The Periodic table, in which orders all the elements by atomic number, and groups them in families with similar properties. However, this table is undergoing a revolution. Recently CNN published an article describing the changes that will occur next year. Essentially the weights of 10 elements will be altered; this is because they need to be expressed as a range rather than an exact number, in order to me more accurate. This may not seem like a very big change, but the current table has been used in this form since 1985. However, the first periodic table was developed in 1789 and has undergone numerous changes since then, so changing the current table in order to make it more accurate would actually be far more beneficial to scientific procedures, which would outweigh the hindrance of updating the table in every laboratory. Something like the periodic table needs to be accurate in order to be useful, and so as new discoveries are made then it will need to be updates and changed to reflect this. But this in turn will help other scientific experiments become more accurate, and so we should not be so precious about changes occurring to the current periodic table, even though it seems so familiar, because it is simply a tool to be applied to equations and experiments, and not blindly memorized because then it has no value, because it would no longer be open to change and update with new discoveries.
The periodic table has not always been the same shape and can be interoperated in a variety of ways; the New York Times published a wonderful poster showing an alternative version of the table, in the form of a spiral. The most important consideration in the designing of a periodic table is the needs to represent the information in an easily accessible way, grouping the elements in some sort of order and for it to be accurate.
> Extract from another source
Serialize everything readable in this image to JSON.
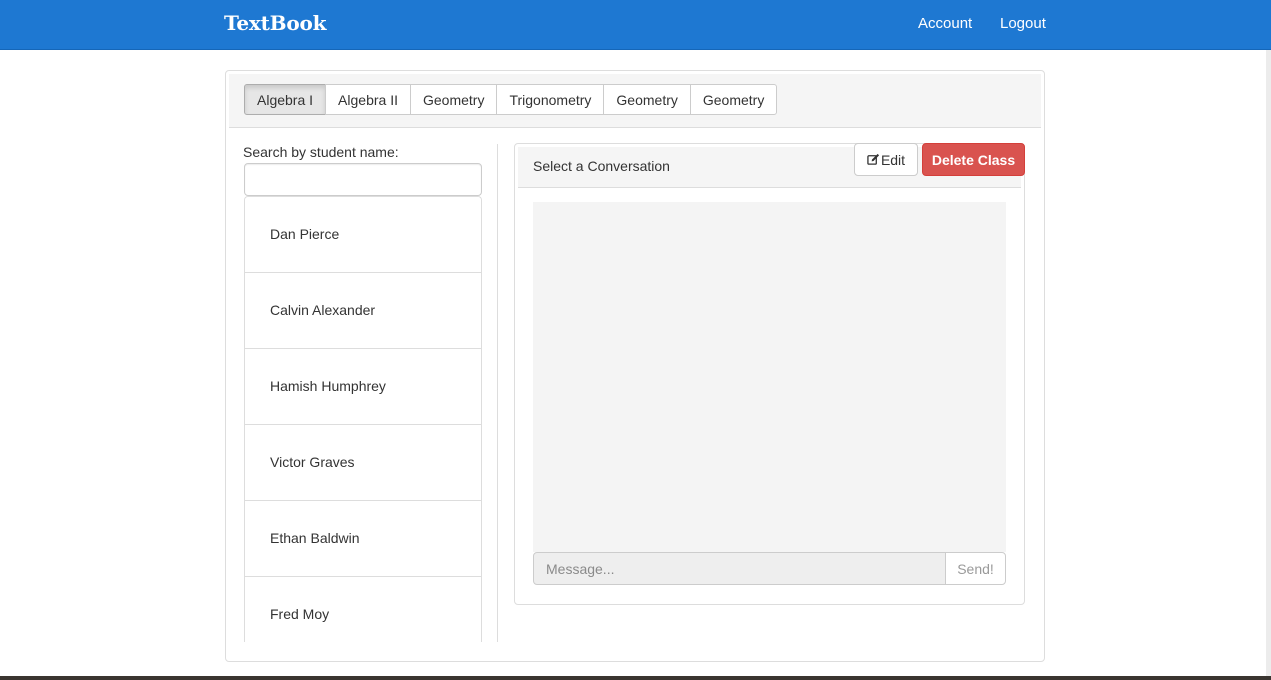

A wonderful variety of tables and diagrams have been produces over the years, but the basic table format seems to have endured the test of time, if for no reason more than ease of use.